When you experience a heavy truck accident, determining who is liable may not be as clear-cut as you expect. If the other driver is at fault, then, of course, that driver is liable. However, who are the other potential parties?
In a truck driver accident, there are options including:
- Truck Driver: If the driver himself were negligent, such as failing to operate the semi-truck safely, or if he were driving under the influence of drugs or alcohol.
- Trucking Company: Is the driver an employee or an independent contractor? Was a logo or placard displayed? If the driver were an employee or a logo was displayed, you are likely able to sue the employer as well under vicarious liability. Another option is to sue the company by arguing either negligent entrustment or negligent supervision.
- Truck manufacturer: If the trucking accident was caused due to a defective part of the truck, you might sue the manufacturer.
- Loading company: It’s possible that unbalanced cargo caused the driver to lose control of the truck.

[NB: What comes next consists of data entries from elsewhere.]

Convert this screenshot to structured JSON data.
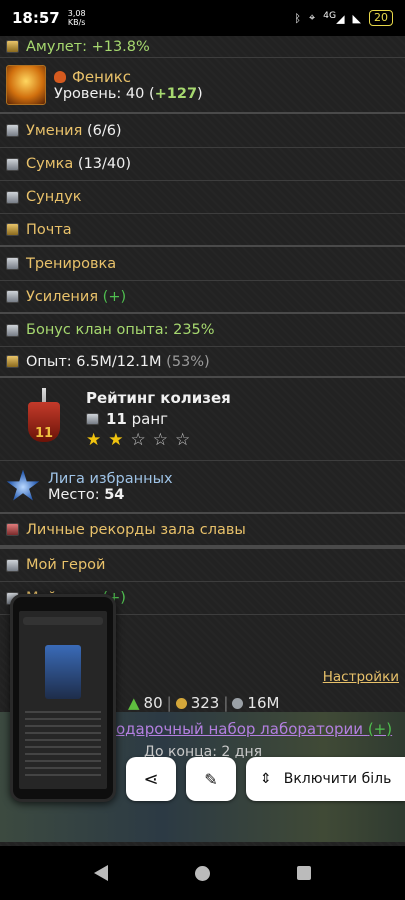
{
  "status": {
    "time": "18:57",
    "speed_value": "3,08",
    "speed_unit": "KB/s",
    "network": "4G",
    "battery": "20"
  },
  "amulet": {
    "label": "Амулет: +13.8%"
  },
  "pet": {
    "name": "Феникс",
    "level_prefix": "Уровень: 40 (",
    "level_bonus": "+127",
    "level_suffix": ")"
  },
  "menu": {
    "skills": {
      "label": "Умения",
      "count": "(6/6)"
    },
    "bag": {
      "label": "Сумка",
      "count": "(13/40)"
    },
    "chest": {
      "label": "Сундук"
    },
    "mail": {
      "label": "Почта"
    },
    "training": {
      "label": "Тренировка"
    },
    "boosts": {
      "label": "Усиления",
      "extra": "(+)"
    },
    "clan_bonus": {
      "label": "Бонус клан опыта: 235%"
    },
    "experience": {
      "label": "Опыт: 6.5M/12.1M",
      "percent": "(53%)"
    }
  },
  "colosseum": {
    "title": "Рейтинг колизея",
    "rank_number": "11",
    "rank_word": "ранг",
    "badge_number": "11",
    "stars_filled": 2,
    "stars_total": 5
  },
  "league": {
    "title": "Лига избранных",
    "place_label": "Место:",
    "place_value": "54"
  },
  "hall_of_fame": {
    "label": "Личные рекорды зала славы"
  },
  "my_hero": {
    "label": "Мой герой"
  },
  "my_clan": {
    "label": "Мой клан",
    "extra": "(+)"
  },
  "settings": {
    "label": "Настройки"
  },
  "resources": {
    "level": "80",
    "gold": "323",
    "silver": "16M"
  },
  "offer": {
    "label": "одарочный набор лаборатории",
    "extra": "(+)",
    "time": "До конца: 2 дня"
  },
  "actions": {
    "enable_label": "Включити біль"
  }
}
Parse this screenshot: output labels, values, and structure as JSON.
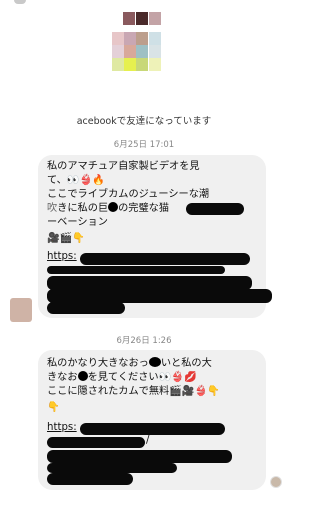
{
  "friend_notice": "acebookで友達になっています",
  "messages": [
    {
      "timestamp": "6月25日 17:01",
      "line1": "私のアマチュア自家製ビデオを見",
      "line2": "て、👀👙🔥",
      "line3": "ここでライブカムのジューシーな潮",
      "line4a": "吹",
      "line4b": "きに私の巨",
      "line4c": "の完璧な猫",
      "line5": "ーベーション",
      "line6": "🎥🎬👇",
      "link": "https:"
    },
    {
      "timestamp": "6月26日 1:26",
      "line1a": "私のかなり大きなおっ",
      "line1b": "いと私の大",
      "line2a": "きなお",
      "line2b": "を見てください👀👙💋",
      "line3": "ここに隠されたカムで無料🎬🎥👙👇",
      "line4": "👇",
      "link": "https:",
      "slash": "/"
    }
  ]
}
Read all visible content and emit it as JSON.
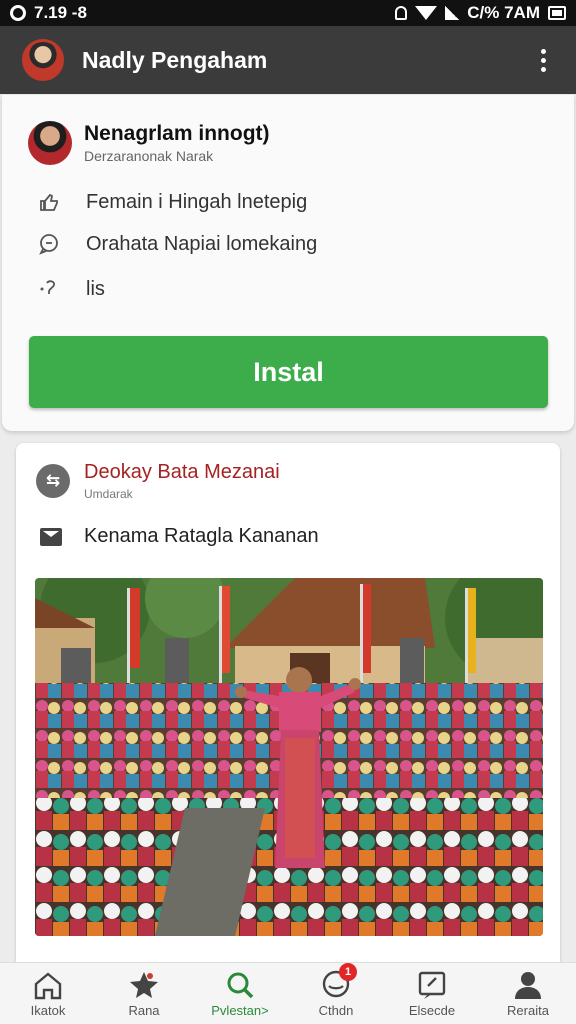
{
  "status_bar": {
    "left_text": "7.19 -8",
    "right_text": "C/% 7AM",
    "icons": [
      "ring-icon",
      "wifi-icon",
      "signal-icon",
      "battery-icon"
    ]
  },
  "app_bar": {
    "title": "Nadly Pengaham",
    "menu_icon": "kebab-menu-icon"
  },
  "app_card": {
    "name": "Nenagrlam innogt)",
    "developer": "Derzaranonak Narak",
    "permissions": [
      {
        "icon": "thumb-icon",
        "label": "Femain i Hingah lnetepig"
      },
      {
        "icon": "chat-bubble-icon",
        "label": "Orahata Napiai lomekaing"
      },
      {
        "icon": "question-icon",
        "label": "lis"
      }
    ],
    "install_label": "Instal",
    "accent_color": "#3dac4a"
  },
  "post_card": {
    "title": "Deokay Bata Mezanai",
    "subtitle": "Umdarak",
    "line_text": "Kenama Ratagla Kananan",
    "image_alt": "crowd-gathering-photo"
  },
  "bottom_nav": {
    "items": [
      {
        "icon": "home-icon",
        "label": "Ikatok"
      },
      {
        "icon": "star-icon",
        "label": "Rana"
      },
      {
        "icon": "search-icon",
        "label": "Pvlestan>"
      },
      {
        "icon": "chat-icon",
        "label": "Cthdn",
        "badge": "1"
      },
      {
        "icon": "edit-note-icon",
        "label": "Elsecde"
      },
      {
        "icon": "person-icon",
        "label": "Reraita"
      }
    ],
    "active_index": 2
  }
}
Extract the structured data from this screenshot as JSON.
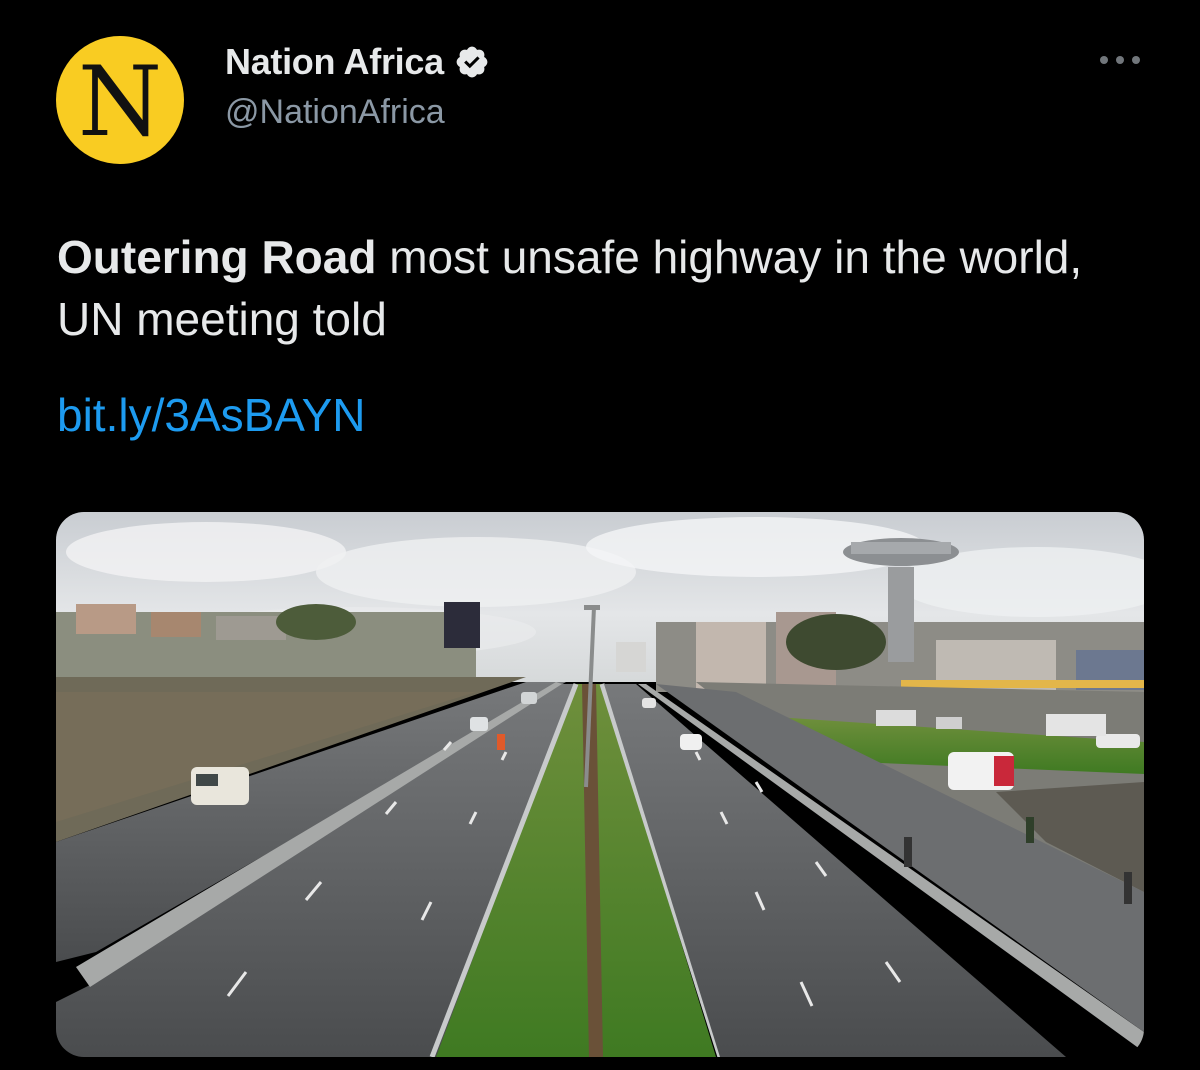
{
  "account": {
    "avatar_letter": "N",
    "avatar_color": "#f9cc22",
    "display_name": "Nation Africa",
    "verified": true,
    "handle": "@NationAfrica"
  },
  "tweet": {
    "headline_bold": "Outering Road",
    "headline_rest": " most unsafe highway in the world, UN meeting told",
    "link": "bit.ly/3AsBAYN"
  },
  "media": {
    "description": "Aerial-view photo of a divided multi-lane highway with a grassy median, a water tower, buildings and vehicles"
  },
  "icons": {
    "verified": "verified-badge-icon",
    "more": "more-options-icon"
  },
  "colors": {
    "background": "#000000",
    "text": "#e7e9ea",
    "secondary_text": "#8b98a5",
    "link": "#1d9bf0"
  }
}
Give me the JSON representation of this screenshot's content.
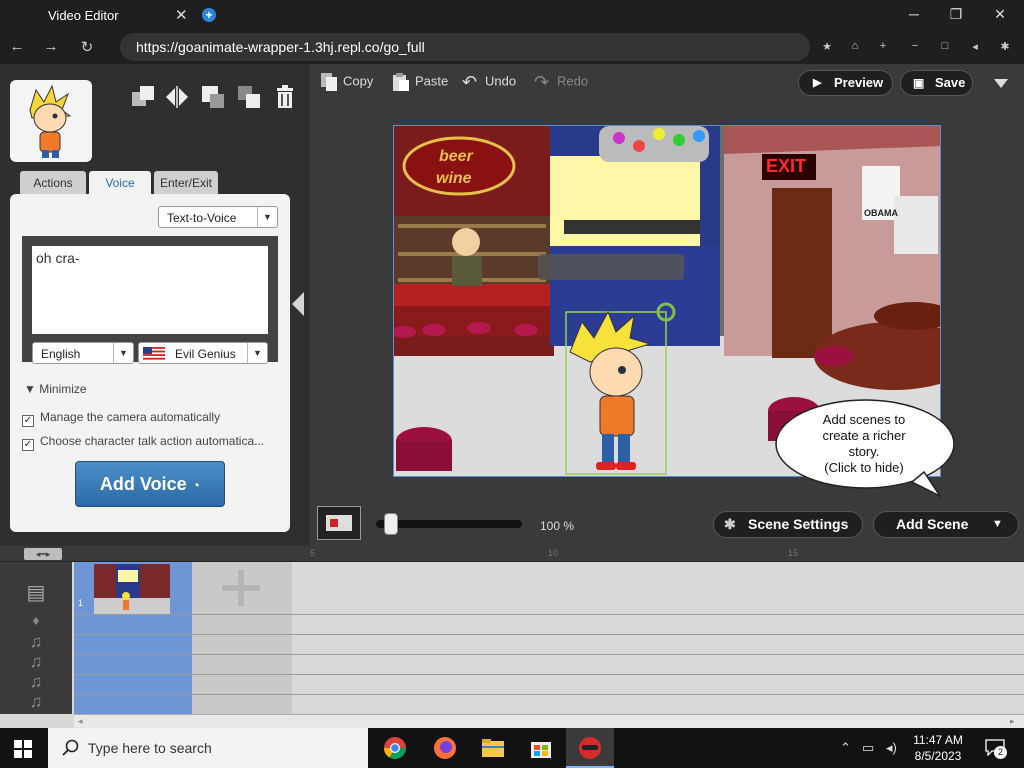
{
  "browser": {
    "tab_title": "Video Editor",
    "tab_close": "✕",
    "new_tab": "+",
    "url": "https://goanimate-wrapper-1.3hj.repl.co/go_full",
    "win_min": "─",
    "win_restore": "❐",
    "win_close": "✕",
    "back": "←",
    "forward": "→",
    "reload": "↻"
  },
  "left_panel": {
    "tabs": [
      "Actions",
      "Voice",
      "Enter/Exit"
    ],
    "active_tab": "Voice",
    "mode_select": "Text-to-Voice",
    "voice_text": "oh cra-",
    "language": "English",
    "voice": "Evil Genius",
    "minimize_label": "Minimize",
    "checkbox_camera": "Manage the camera automatically",
    "checkbox_talk": "Choose character talk action automatica...",
    "add_voice": "Add Voice"
  },
  "toolbar": {
    "copy": "Copy",
    "paste": "Paste",
    "undo": "Undo",
    "redo": "Redo",
    "preview": "Preview",
    "save": "Save"
  },
  "stage": {
    "sign_beer": "beer",
    "sign_wine": "wine",
    "exit_sign": "EXIT",
    "poster_text": "OBAMA",
    "bubble_line1": "Add scenes to",
    "bubble_line2": "create a richer",
    "bubble_line3": "story.",
    "bubble_line4": "(Click to hide)"
  },
  "scene_controls": {
    "zoom": "100 %",
    "scene_settings": "Scene Settings",
    "add_scene": "Add Scene"
  },
  "timeline": {
    "ruler_marks": [
      "5",
      "10",
      "15"
    ],
    "scene_number": "1"
  },
  "taskbar": {
    "search_placeholder": "Type here to search",
    "time": "11:47 AM",
    "date": "8/5/2023",
    "notifications": "2"
  },
  "colors": {
    "accent_blue": "#2b6aa6",
    "stage_border": "#5b8dd6",
    "scene_block": "#6e95d6"
  }
}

In that case, you may sue the loading company for negligence.
A major consideration is that a business or manufacturer is likelier to have a larger insurance policy, multiple insurance policies, and greater financial resources than an individual driver. Therefore, you are more likely to receive full compensation for your damages by bringing a successful claim against one or more of these other parties.
To determine which is liable, collecting evidence at the scene is invaluable. You will need to locate and interview any witnesses who saw the accident, file and then obtain a copy of the police report, and review any videos taken from a truck’s dashcam, if available.
Also, consider whether the trucking accident occurred in an area with a surveillance or traffic camera. Similarly, obtain any information from the semi-truck’s “black box,” which will show how long the truck was in motion before the wreck.
Choose Adamson Ahdoot for your Trucking Accident
Experiencing a truck driver accident is a stressful encounter. The sheer size of the semi-truck compared to a commuter vehicle alone usually means that a personal vehicle s totaled. Whether the truck driver is an independent contractor or an employee of a parent company, you may be able to recover damages against both the employer and driver. Contact Adamson Ahdoot today for a consultation